- Cause/Reason: for the (simple) reason that, being that, for, in view of (the fact), inasmuch as, because (of the fact), seeing that, as, owing to (the fact), due to (the fact that), in that since, forasmuch as
- Condition: on (the) condition (that), granted (that), if, provided that, in case, in the event that, as/so long as, unless, given that, granting (that), providing that, even if, only if
- Effect/Result: as a result (of this), consequently, hence, for this reason, thus, because (of this), in consequence, so that, accordingly, as a consequence, so much (so) that, so, therefore,
- Purpose: for the purpose of, in the hope that, for fear that, so that, with this intention, to the end that, in order to, lest, with this in mind, in order that, so as to, so
- Consequence: under those circumstances, then, in that case, if not, that being the case, if so, otherwise
- Sequential: chronological or logical sequence
- Numerical: in the (first, second, etc.) place, initially, to start with, first of all thirdly, (&c.) to begin with, at first, for a start, secondly,
- Continuation: subsequently, previously, eventually, next, before (this), afterwards, after (this), then
- Conclusion: to conclude (with), as a final point, eventually, at last, last but not least, in the end, finally, lastly,
- Digression: to change the topic, incidentally, by the way,
- Resumption: to get back to the point, to resume, anyhow, anyway, at any rate, to return to the subject
- Summation: as was previously stated, so, consequently, in summary, all in all, to make a long story short, thus, as I have said, to sum up, overall, as has been mentioned, then, to summarize, to be brief, briefly, given these points, in all, on the whole, therefore, as has been noted, hence, in conclusion, in a word, to put it briefly, in sum, altogether, in short,
California State University: http://www.csuci.edu/cis/CIS_Science_Writing_Pilot/helpful-steps.pdf
This is a good example of how to pull various citations together using smooth transitions.

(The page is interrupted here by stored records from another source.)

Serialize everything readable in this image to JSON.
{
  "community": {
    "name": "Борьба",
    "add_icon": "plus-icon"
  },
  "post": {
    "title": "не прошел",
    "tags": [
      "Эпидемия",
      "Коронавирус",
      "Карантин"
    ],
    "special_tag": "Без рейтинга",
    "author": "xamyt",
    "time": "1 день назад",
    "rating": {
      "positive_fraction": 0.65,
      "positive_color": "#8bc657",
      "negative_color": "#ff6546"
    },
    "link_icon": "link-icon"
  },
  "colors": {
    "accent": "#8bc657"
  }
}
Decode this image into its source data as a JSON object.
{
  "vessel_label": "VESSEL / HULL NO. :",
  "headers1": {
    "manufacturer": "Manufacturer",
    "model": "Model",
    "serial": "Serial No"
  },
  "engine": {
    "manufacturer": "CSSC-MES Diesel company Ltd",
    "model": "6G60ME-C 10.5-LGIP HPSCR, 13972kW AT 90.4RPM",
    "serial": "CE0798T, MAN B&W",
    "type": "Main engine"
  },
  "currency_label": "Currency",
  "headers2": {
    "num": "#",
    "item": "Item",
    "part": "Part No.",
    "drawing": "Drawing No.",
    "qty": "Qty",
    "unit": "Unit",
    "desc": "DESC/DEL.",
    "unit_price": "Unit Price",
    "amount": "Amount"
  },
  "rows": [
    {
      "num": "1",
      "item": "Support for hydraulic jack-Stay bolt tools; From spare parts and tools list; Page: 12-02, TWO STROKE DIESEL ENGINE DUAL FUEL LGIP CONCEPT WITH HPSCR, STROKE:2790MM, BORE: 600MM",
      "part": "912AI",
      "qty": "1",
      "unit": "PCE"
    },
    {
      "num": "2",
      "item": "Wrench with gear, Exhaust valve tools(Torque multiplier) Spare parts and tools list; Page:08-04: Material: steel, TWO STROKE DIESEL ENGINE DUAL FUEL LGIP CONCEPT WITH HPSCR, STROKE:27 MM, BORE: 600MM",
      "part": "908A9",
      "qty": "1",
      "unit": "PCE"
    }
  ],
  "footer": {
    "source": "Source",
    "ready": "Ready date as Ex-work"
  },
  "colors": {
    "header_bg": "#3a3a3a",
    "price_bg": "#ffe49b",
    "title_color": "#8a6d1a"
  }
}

In order to understand best the importance of learning styles in the language classroom, it is first important to provide a definition of what learning styles are. Reid (1995) defines learning style as “an individual’s natural, habitual, and preferred way(s) of absorbing, processing, and retaining new information and skills”. In a similar way, Brown (2000) states that every person has their own natural way to perceive, transform, learn, and possess knowledge and information in their environment. Using a narrower concept, Larsen, Freeman & Long (1991, p. 192) define ‘cognitive style’ as “the preferred way in which learners process information or address a task”. Their definition is limited in that, as will be seen when a classification of learning styles is given (Reid 1995), there are learning styles that do not depend on cognitive processes. Finally, it is important to mention that learning styles will not vary across teaching methods and content areas, they will persist (Reid 1995 and 1998); and, even though they develop gradually in children, they are supposed to be more or less permanent in adults (Brown 2000). It can then be concluded that learning styles are the somewhat permanent ways in which learners perceive, process, and understand the information around them.
Indiana University. http://liberalarts.iupui.edu/uwc/uploads/docs/Lit+Review+weaver-1.pdf
Another great idea is to use a grid. Here is a good example from Indiana University:
Sample Literature Review Grid of Common Points
Research Question: What role does capital punishment play in American society?
Possible Answers: Capital punishment plays the roles of deterrence, revenge, oppression, and political leverage
Once you have completed a grid of common points, you can begin writing your paper. When you begin to write the body of the paper, you may want to follow these steps: 1. Select one common point and divide it into sub-topics that represent paragraph size “chunks.”
For example, capital punishment literature on the issue of deterrence has the following sub-topics: (1) the public’s impression that capital punishment does deter crime; (2) researchers’ impressions that capital punishment does not deter crime in most cases; and (3) researchers’ impressions that capital punishment can lead to more crime
Fun, fast, experienced, reasonably priced dissertation editing, coaching, and therapy.